**Description of the task**
Tell how many lines in the data below hold the string "true"; give nothing but the number.
*** Entries provided Section Begins ***
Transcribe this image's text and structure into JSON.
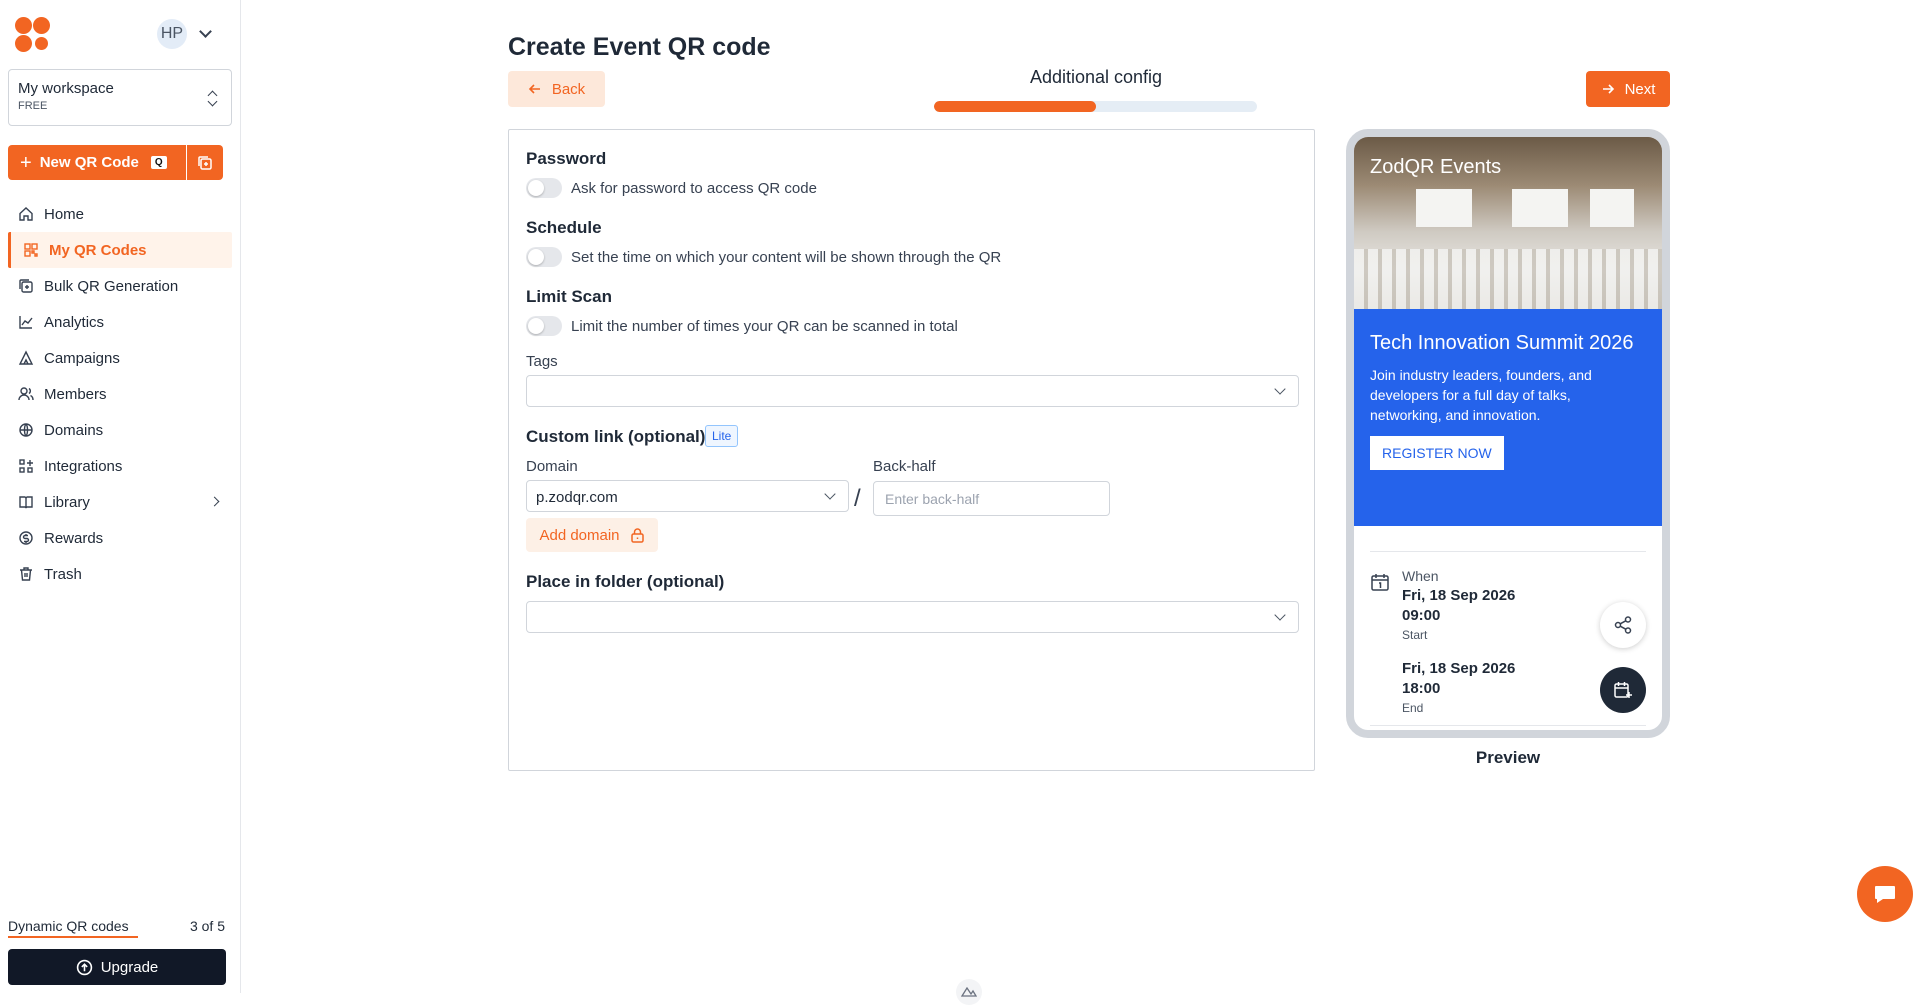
{
  "sidebar": {
    "avatar_initials": "HP",
    "workspace": {
      "name": "My workspace",
      "plan": "FREE"
    },
    "new_qr": {
      "label": "New QR Code",
      "shortcut": "Q"
    },
    "items": [
      {
        "label": "Home",
        "icon": "home-icon"
      },
      {
        "label": "My QR Codes",
        "icon": "qr-grid-icon",
        "active": true
      },
      {
        "label": "Bulk QR Generation",
        "icon": "bulk-icon"
      },
      {
        "label": "Analytics",
        "icon": "analytics-icon"
      },
      {
        "label": "Campaigns",
        "icon": "campaign-icon"
      },
      {
        "label": "Members",
        "icon": "members-icon"
      },
      {
        "label": "Domains",
        "icon": "globe-icon"
      },
      {
        "label": "Integrations",
        "icon": "integrations-icon"
      },
      {
        "label": "Library",
        "icon": "library-icon",
        "has_submenu": true
      },
      {
        "label": "Rewards",
        "icon": "rewards-icon"
      },
      {
        "label": "Trash",
        "icon": "trash-icon"
      }
    ],
    "quota": {
      "label": "Dynamic QR codes",
      "value": "3 of 5",
      "used_fraction": 0.6
    },
    "upgrade_label": "Upgrade"
  },
  "header": {
    "title": "Create Event QR code",
    "back_label": "Back",
    "next_label": "Next",
    "step_label": "Additional config",
    "step_progress": 0.5
  },
  "form": {
    "password": {
      "title": "Password",
      "toggle_label": "Ask for password to access QR code",
      "enabled": false
    },
    "schedule": {
      "title": "Schedule",
      "toggle_label": "Set the time on which your content will be shown through the QR",
      "enabled": false
    },
    "limit_scan": {
      "title": "Limit Scan",
      "toggle_label": "Limit the number of times your QR can be scanned in total",
      "enabled": false
    },
    "tags": {
      "label": "Tags",
      "value": ""
    },
    "custom_link": {
      "title": "Custom link (optional)",
      "badge": "Lite",
      "domain_label": "Domain",
      "domain_value": "p.zodqr.com",
      "separator": "/",
      "backhalf_label": "Back-half",
      "backhalf_placeholder": "Enter back-half",
      "add_domain_label": "Add domain"
    },
    "folder": {
      "title": "Place in folder (optional)",
      "value": ""
    }
  },
  "preview": {
    "brand": "ZodQR Events",
    "event_title": "Tech Innovation Summit 2026",
    "event_description": "Join industry leaders, founders, and developers for a full day of talks, networking, and innovation.",
    "register_label": "REGISTER NOW",
    "when_label": "When",
    "start_datetime": "Fri, 18 Sep 2026 09:00",
    "start_label": "Start",
    "end_datetime": "Fri, 18 Sep 2026 18:00",
    "end_label": "End",
    "label": "Preview"
  },
  "colors": {
    "accent": "#f26522",
    "event_blue": "#2563eb",
    "dark": "#111827"
  }
}
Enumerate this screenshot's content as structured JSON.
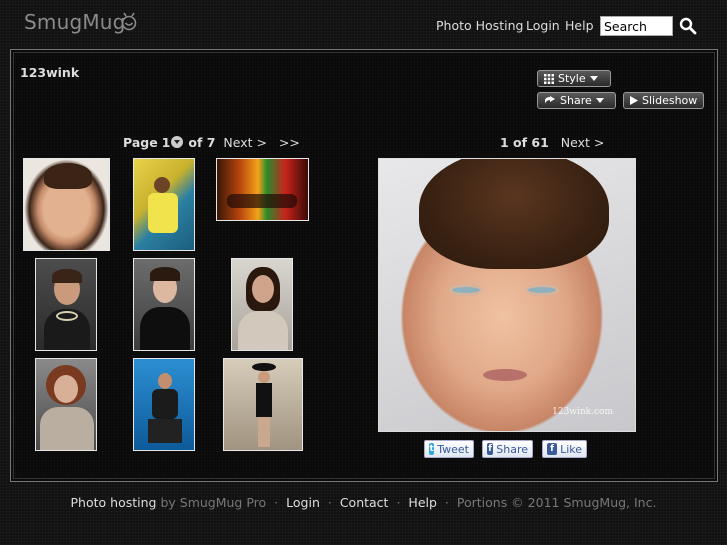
{
  "header": {
    "logo_text": "SmugMug",
    "nav": [
      "Photo Hosting",
      "Login",
      "Help"
    ],
    "search_placeholder": "Search"
  },
  "gallery": {
    "title": "123wink",
    "style_label": "Style",
    "share_label": "Share",
    "slideshow_label": "Slideshow"
  },
  "thumb_pager": {
    "page_word": "Page",
    "current": "1",
    "of_word": "of 7",
    "next_label": "Next >",
    "last_label": ">>"
  },
  "photo_pager": {
    "position": "1 of 61",
    "next_label": "Next >"
  },
  "main_photo": {
    "watermark": "123wink.com"
  },
  "social": {
    "tweet": "Tweet",
    "share": "Share",
    "like": "Like"
  },
  "footer": {
    "photo_hosting": "Photo hosting",
    "by_text": "by SmugMug Pro",
    "login": "Login",
    "contact": "Contact",
    "help": "Help",
    "copyright": "Portions © 2011 SmugMug, Inc."
  },
  "colors": {
    "background": "#111111",
    "panel_border": "#777777",
    "text": "#dddddd",
    "muted": "#777777",
    "social_text": "#3b5a99"
  }
}
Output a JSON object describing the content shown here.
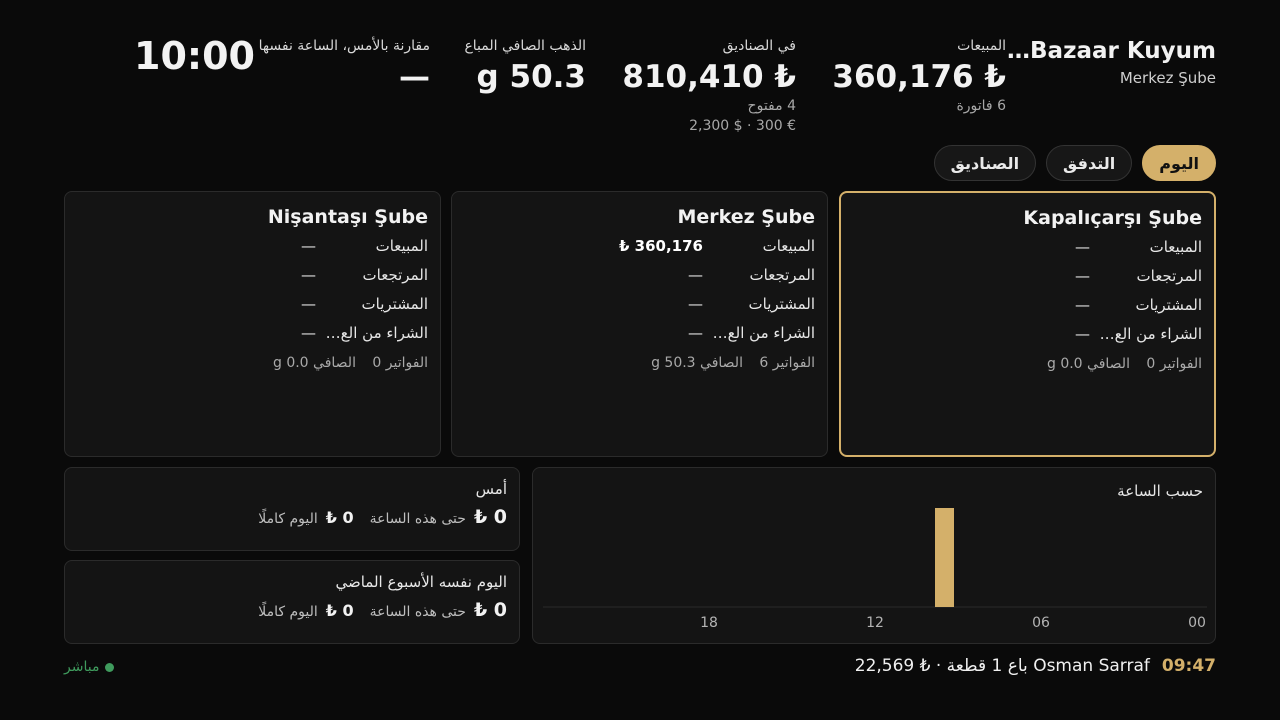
{
  "header": {
    "brand_title": "Zer Bazaar Kuyum…",
    "brand_sub": "Merkez Şube",
    "kpis": {
      "sales": {
        "label": "المبيعات",
        "value": "₺ 360,176",
        "sub": "6 فاتورة"
      },
      "funds": {
        "label": "في الصناديق",
        "value": "₺ 810,410",
        "sub": "4 مفتوح",
        "sub2": "€ 300 · $ 2,300"
      },
      "gold": {
        "label": "الذهب الصافي المباع",
        "value": "g 50.3"
      },
      "compare": {
        "label": "مقارنة بالأمس، الساعة نفسها",
        "value": "—"
      }
    },
    "clock": "10:00"
  },
  "tabs": [
    {
      "label": "اليوم",
      "active": true
    },
    {
      "label": "التدفق",
      "active": false
    },
    {
      "label": "الصناديق",
      "active": false
    }
  ],
  "branches": [
    {
      "name": "Kapalıçarşı Şube",
      "selected": true,
      "rows": [
        {
          "label": "المبيعات",
          "value": "—"
        },
        {
          "label": "المرتجعات",
          "value": "—"
        },
        {
          "label": "المشتريات",
          "value": "—"
        },
        {
          "label": "الشراء من الع…",
          "value": "—"
        }
      ],
      "invoices_label": "الفواتير 0",
      "net_label": "الصافي 0.0 g"
    },
    {
      "name": "Merkez Şube",
      "selected": false,
      "rows": [
        {
          "label": "المبيعات",
          "value": "₺ 360,176"
        },
        {
          "label": "المرتجعات",
          "value": "—"
        },
        {
          "label": "المشتريات",
          "value": "—"
        },
        {
          "label": "الشراء من الع…",
          "value": "—"
        }
      ],
      "invoices_label": "الفواتير 6",
      "net_label": "الصافي 50.3 g"
    },
    {
      "name": "Nişantaşı Şube",
      "selected": false,
      "rows": [
        {
          "label": "المبيعات",
          "value": "—"
        },
        {
          "label": "المرتجعات",
          "value": "—"
        },
        {
          "label": "المشتريات",
          "value": "—"
        },
        {
          "label": "الشراء من الع…",
          "value": "—"
        }
      ],
      "invoices_label": "الفواتير 0",
      "net_label": "الصافي 0.0 g"
    }
  ],
  "hourly": {
    "title": "حسب الساعة",
    "accent": "#d4b06a"
  },
  "chart_data": {
    "type": "bar",
    "title": "حسب الساعة",
    "x_ticks": [
      "00",
      "06",
      "12",
      "18"
    ],
    "xlim": [
      0,
      24
    ],
    "ylim": [
      0,
      360176
    ],
    "series": [
      {
        "hours": [
          9
        ],
        "values": [
          360176
        ]
      }
    ]
  },
  "compare": {
    "yesterday": {
      "title": "أمس",
      "until_now_value": "₺ 0",
      "until_now_label": "حتى هذه الساعة",
      "full_day_value": "₺ 0",
      "full_day_label": "اليوم كاملًا"
    },
    "last_week": {
      "title": "اليوم نفسه الأسبوع الماضي",
      "until_now_value": "₺ 0",
      "until_now_label": "حتى هذه الساعة",
      "full_day_value": "₺ 0",
      "full_day_label": "اليوم كاملًا"
    }
  },
  "footer": {
    "ticker_time": "09:47",
    "ticker_text": "Osman Sarraf باع 1 قطعة · ₺ 22,569",
    "live_label": "مباشر",
    "live_color": "#3f9b5d"
  }
}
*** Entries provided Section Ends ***
**Exercise output**
4